** Task **
Pick out every line in the data below that holds "label".

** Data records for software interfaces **
□ □ □ □ □

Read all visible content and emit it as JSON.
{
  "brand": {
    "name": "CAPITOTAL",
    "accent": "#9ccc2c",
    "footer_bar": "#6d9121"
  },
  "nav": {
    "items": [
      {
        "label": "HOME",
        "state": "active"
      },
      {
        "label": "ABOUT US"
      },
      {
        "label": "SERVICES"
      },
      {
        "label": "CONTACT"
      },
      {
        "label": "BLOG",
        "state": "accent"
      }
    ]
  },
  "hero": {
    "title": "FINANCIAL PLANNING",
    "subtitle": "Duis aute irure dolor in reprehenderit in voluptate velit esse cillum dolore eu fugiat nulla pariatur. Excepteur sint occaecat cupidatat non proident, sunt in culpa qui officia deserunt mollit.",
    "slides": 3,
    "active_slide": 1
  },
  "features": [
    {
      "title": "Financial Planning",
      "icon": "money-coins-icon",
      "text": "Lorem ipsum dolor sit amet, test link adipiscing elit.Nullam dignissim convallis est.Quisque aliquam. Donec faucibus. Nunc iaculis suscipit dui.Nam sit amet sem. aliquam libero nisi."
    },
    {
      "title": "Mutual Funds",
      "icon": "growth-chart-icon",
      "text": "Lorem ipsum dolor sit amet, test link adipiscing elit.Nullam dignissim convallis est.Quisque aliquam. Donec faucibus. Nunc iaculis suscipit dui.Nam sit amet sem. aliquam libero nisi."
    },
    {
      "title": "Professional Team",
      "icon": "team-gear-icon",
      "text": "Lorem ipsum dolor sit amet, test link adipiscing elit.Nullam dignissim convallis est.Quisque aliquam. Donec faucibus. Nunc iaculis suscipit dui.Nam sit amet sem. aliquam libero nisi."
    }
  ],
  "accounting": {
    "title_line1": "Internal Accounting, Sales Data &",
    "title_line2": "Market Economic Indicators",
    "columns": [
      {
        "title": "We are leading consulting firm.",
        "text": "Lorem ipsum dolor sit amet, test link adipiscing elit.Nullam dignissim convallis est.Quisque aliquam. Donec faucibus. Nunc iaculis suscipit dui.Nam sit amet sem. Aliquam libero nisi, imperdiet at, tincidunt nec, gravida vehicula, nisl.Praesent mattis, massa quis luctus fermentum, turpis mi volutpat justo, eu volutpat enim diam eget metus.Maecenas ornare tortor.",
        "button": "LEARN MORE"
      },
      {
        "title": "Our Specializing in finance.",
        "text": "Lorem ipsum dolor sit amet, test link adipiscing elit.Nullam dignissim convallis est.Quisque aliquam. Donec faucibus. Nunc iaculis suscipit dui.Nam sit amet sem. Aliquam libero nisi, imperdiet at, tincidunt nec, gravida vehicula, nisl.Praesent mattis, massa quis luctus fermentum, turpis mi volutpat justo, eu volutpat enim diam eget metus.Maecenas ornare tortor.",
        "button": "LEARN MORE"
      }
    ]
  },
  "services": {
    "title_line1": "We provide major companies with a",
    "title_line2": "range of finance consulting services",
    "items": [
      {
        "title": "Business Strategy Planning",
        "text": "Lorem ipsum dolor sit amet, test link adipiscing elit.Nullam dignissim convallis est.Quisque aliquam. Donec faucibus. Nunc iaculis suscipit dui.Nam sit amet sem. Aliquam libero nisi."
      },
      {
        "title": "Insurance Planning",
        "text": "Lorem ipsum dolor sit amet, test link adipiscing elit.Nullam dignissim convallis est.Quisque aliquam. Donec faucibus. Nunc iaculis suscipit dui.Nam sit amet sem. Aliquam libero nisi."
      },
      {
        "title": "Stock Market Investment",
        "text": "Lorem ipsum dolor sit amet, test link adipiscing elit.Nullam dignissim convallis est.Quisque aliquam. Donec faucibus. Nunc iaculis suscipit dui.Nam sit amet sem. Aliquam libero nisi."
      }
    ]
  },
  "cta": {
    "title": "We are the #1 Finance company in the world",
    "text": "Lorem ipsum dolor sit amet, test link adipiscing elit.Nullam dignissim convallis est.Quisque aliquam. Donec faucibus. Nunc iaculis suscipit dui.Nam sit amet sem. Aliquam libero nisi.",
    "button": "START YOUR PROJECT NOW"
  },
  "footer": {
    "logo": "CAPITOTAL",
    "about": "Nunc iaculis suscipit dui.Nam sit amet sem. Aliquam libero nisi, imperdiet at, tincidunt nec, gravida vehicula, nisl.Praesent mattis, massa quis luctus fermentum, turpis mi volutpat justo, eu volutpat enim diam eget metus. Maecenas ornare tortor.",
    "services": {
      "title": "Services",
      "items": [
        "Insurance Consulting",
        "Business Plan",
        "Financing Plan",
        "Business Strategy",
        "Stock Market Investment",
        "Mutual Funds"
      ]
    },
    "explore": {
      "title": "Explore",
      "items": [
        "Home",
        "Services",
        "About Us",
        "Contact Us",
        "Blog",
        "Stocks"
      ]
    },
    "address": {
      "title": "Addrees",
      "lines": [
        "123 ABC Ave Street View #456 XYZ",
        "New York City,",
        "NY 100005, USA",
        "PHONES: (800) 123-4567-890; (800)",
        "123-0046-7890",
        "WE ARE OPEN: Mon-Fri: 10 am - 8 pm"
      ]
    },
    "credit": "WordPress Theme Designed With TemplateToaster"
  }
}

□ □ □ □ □

** Problem solution **
        "label": "HOME",
        "label": "ABOUT US"
        "label": "SERVICES"
        "label": "CONTACT"
        "label": "BLOG",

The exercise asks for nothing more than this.